(*2) ^ Kitano Naohiro and Harada Yukinori, “Estimating China’s Foreign Aid 2001–2013” (JICA Research Institute Working Paper No. 78, 2014), http://jica-ri.jica.go.jp/ja/publication/workingpaper/estimating_chinas_foreign_aid_2001-2013.html.
(*3) ^ Author’s calculations based on Annex B in OECD Development Cooperation Peer Reviews: Japan 2014 (Paris: OECD Publishing, 2014), http://www.oecd.org/dac/peer-reviews/japan.htm, http://www.oecd.org/dac/peer-reviews/Japan-peer-review-2014.pdf, http://dx.doi.org/10.1787/9789264218161-en.
(*4) ^ “Human security” means focusing on individual people and building societies in which everyone can live with dignity by protecting and empowering individuals and communities that are exposed to actual or potential threats. (Government of Japan, “Japan’s Medium-Term Policy on Official Development Assistance,” 2005, http://www.mofa.go.jp/policy/oda/mid-term/index.html.
(*5) ^ The goal of universal health coverage is to ensure all members of society have affordable access to a wide range of health services. “Mainstreaming” disaster risk reduction means having governments prioritize it, including it as an element in development policy and planning and increasing investment in it.
(*6) ^ See Okada Minoru, Bokura no mura kara porio ga kieta: Chūgoku Santōshōhatsu kagakuteki genbashugi no kokusai kyōryoku (Ridding Our Village of Polio: International Cooperation and Scientific Work On the Ground in China’s Shandong Province) (Ōita and Tokyo: Saiki Printing, 2014).
(*7) ^ The APCD was established with aid from JICA as a Thai government-affiliated center in 2002. Focusing on the Asia-Pacific region, it has the aim of advancing the empowerment of disabled persons and creation of a barrier-free society.

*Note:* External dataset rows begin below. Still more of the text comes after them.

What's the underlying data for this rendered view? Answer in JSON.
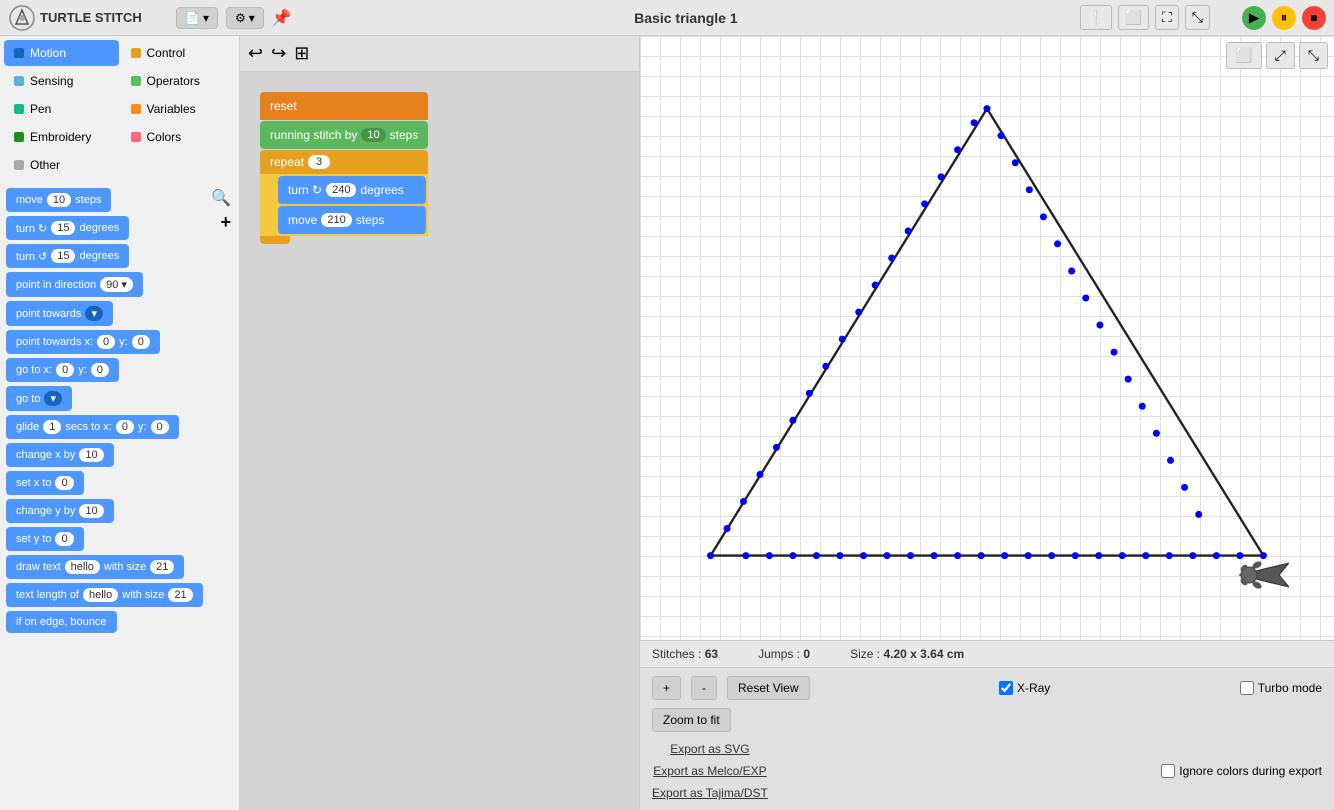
{
  "app": {
    "name": "TURTLE STITCH",
    "title": "Basic triangle 1"
  },
  "toolbar": {
    "file_btn": "▾",
    "settings_btn": "⚙ ▾",
    "pin_btn": "📌",
    "undo_btn": "↩",
    "redo_btn": "↪",
    "grid_btn": "⊞",
    "fullscreen_btn": "⛶",
    "expand_btn": "⤢",
    "shrink_btn": "⤡",
    "play_btn": "▶",
    "pause_btn": "⏸",
    "stop_btn": "●"
  },
  "categories": [
    {
      "id": "motion",
      "label": "Motion",
      "color": "#4d97ff",
      "active": true
    },
    {
      "id": "control",
      "label": "Control",
      "color": "#e6a020"
    },
    {
      "id": "sensing",
      "label": "Sensing",
      "color": "#5cb1d6"
    },
    {
      "id": "operators",
      "label": "Operators",
      "color": "#59c059"
    },
    {
      "id": "pen",
      "label": "Pen",
      "color": "#0fbd8c"
    },
    {
      "id": "variables",
      "label": "Variables",
      "color": "#ff8c1a"
    },
    {
      "id": "embroidery",
      "label": "Embroidery",
      "color": "#228b22"
    },
    {
      "id": "colors",
      "label": "Colors",
      "color": "#ff6680"
    },
    {
      "id": "other",
      "label": "Other",
      "color": "#aaa"
    }
  ],
  "blocks": [
    {
      "id": "move",
      "label": "move",
      "val1": "10",
      "suffix": "steps"
    },
    {
      "id": "turn-cw",
      "label": "turn ↻",
      "val1": "15",
      "suffix": "degrees"
    },
    {
      "id": "turn-ccw",
      "label": "turn ↺",
      "val1": "15",
      "suffix": "degrees"
    },
    {
      "id": "point-direction",
      "label": "point in direction",
      "val1": "90",
      "dropdown": true
    },
    {
      "id": "point-towards",
      "label": "point towards",
      "dropdown": true
    },
    {
      "id": "point-towards-xy",
      "label": "point towards x:",
      "val1": "0",
      "mid": "y:",
      "val2": "0"
    },
    {
      "id": "go-to-xy",
      "label": "go to x:",
      "val1": "0",
      "mid": "y:",
      "val2": "0"
    },
    {
      "id": "go-to",
      "label": "go to",
      "dropdown": true
    },
    {
      "id": "glide",
      "label": "glide",
      "val1": "1",
      "mid2": "secs to x:",
      "val2": "0",
      "mid3": "y:",
      "val3": "0"
    },
    {
      "id": "change-x",
      "label": "change x by",
      "val1": "10"
    },
    {
      "id": "set-x",
      "label": "set x to",
      "val1": "0"
    },
    {
      "id": "change-y",
      "label": "change y by",
      "val1": "10"
    },
    {
      "id": "set-y",
      "label": "set y to",
      "val1": "0"
    },
    {
      "id": "draw-text",
      "label": "draw text",
      "val1": "hello",
      "mid": "with size",
      "val2": "21"
    },
    {
      "id": "text-length",
      "label": "text length of",
      "val1": "hello",
      "mid": "with size",
      "val2": "21"
    },
    {
      "id": "if-edge",
      "label": "if on edge, bounce"
    }
  ],
  "script": {
    "blocks": [
      {
        "type": "reset",
        "label": "reset",
        "color": "orange"
      },
      {
        "type": "running-stitch",
        "label": "running stitch by",
        "val": "10",
        "suffix": "steps",
        "color": "green"
      },
      {
        "type": "repeat",
        "label": "repeat",
        "val": "3",
        "color": "yellow",
        "inner": [
          {
            "type": "turn",
            "label": "turn ↻",
            "val": "240",
            "suffix": "degrees"
          },
          {
            "type": "move",
            "label": "move",
            "val": "210",
            "suffix": "steps"
          }
        ]
      }
    ]
  },
  "canvas": {
    "stitches_label": "Stitches :",
    "stitches_val": "63",
    "jumps_label": "Jumps :",
    "jumps_val": "0",
    "size_label": "Size :",
    "size_val": "4.20 x 3.64 cm"
  },
  "controls": {
    "plus_btn": "+",
    "minus_btn": "-",
    "reset_view_btn": "Reset View",
    "zoom_fit_btn": "Zoom to fit",
    "xray_label": "X-Ray",
    "turbo_label": "Turbo mode",
    "export_svg_btn": "Export as SVG",
    "export_melco_btn": "Export as Melco/EXP",
    "export_tajima_btn": "Export as Tajima/DST",
    "ignore_colors_label": "Ignore colors during export"
  }
}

See Ninomiya Akiie, Kurumaisu ga Ajia no machi o yuku: Ajia-Taiheiyō Shōgaisha sentā no chōsen (Wheelchairs Move Around Asia’s Cities: The Challenge by the Asia-Pacific Development Center on Disability) (Tokyo: Diamond Inc., 2010).